People are often motivated to determine the causes of events: the more unexpected and disruptive the event, the more likely is the individual to ask, ‘Why did this happen?’ (Weiner, 1985). As the symptoms and diagnoses of illness are often unexpected and disruptive and may have threatening implications, we can expect health threats to stimulate preoccupation with questions of cause. As social psychologists suggested decades ago (Heider, 1958), causal, i.e. attributional, thinking can clarify the meaning of an event and define its long term implications. In this brief chapter we will address the following questions about the attributional facet of commonsense psychology: 1) do illnesses (symptoms and diagnoses) stimulate causal thinking, i.e. attributions, and when are these attributions most likely to be made? 2) how are attributions for health threats formed? 3) what kinds of attributions do people make? 4) what are the behavioural consequences of these attributions for the management of and adjustment to illness? 5) do attributions have long-term effects on health? Unfortunately, a straightforward review of results for each of these questions would be difficult to complete as there is considerable disagreement among published findings. Existing reviews of the literature in this area have also resulted in conflicting conclusions regarding questions such as the relationship of attributions to adjustment. Hall et al. (2003) reviewed 65 studies and found little evidence of a relationship between attributions and outcomes.

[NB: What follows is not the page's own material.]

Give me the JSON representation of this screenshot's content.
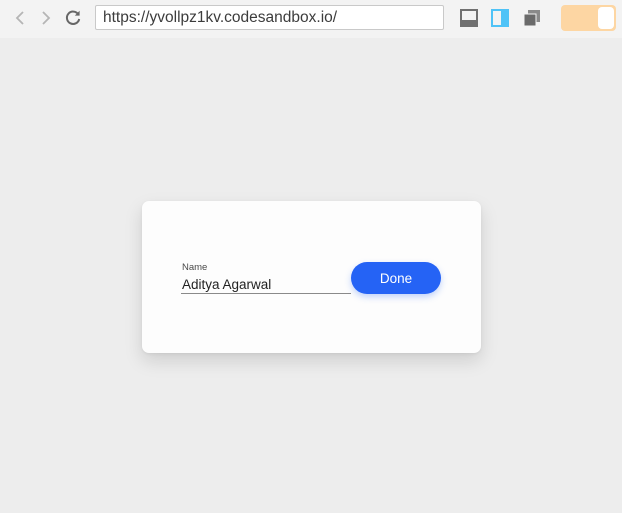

|Title of host publication||Cambridge Handbook of Psychology, Health and Medicine|
|Editors||Susan Ayers, Andrew Baum, Chris McManus, Stanton Newman, Kenneth Wallston, John Weinman, Robert West|
|Publisher||Cambridge University Press|
|Number of pages||8|
|State||Published - 2007|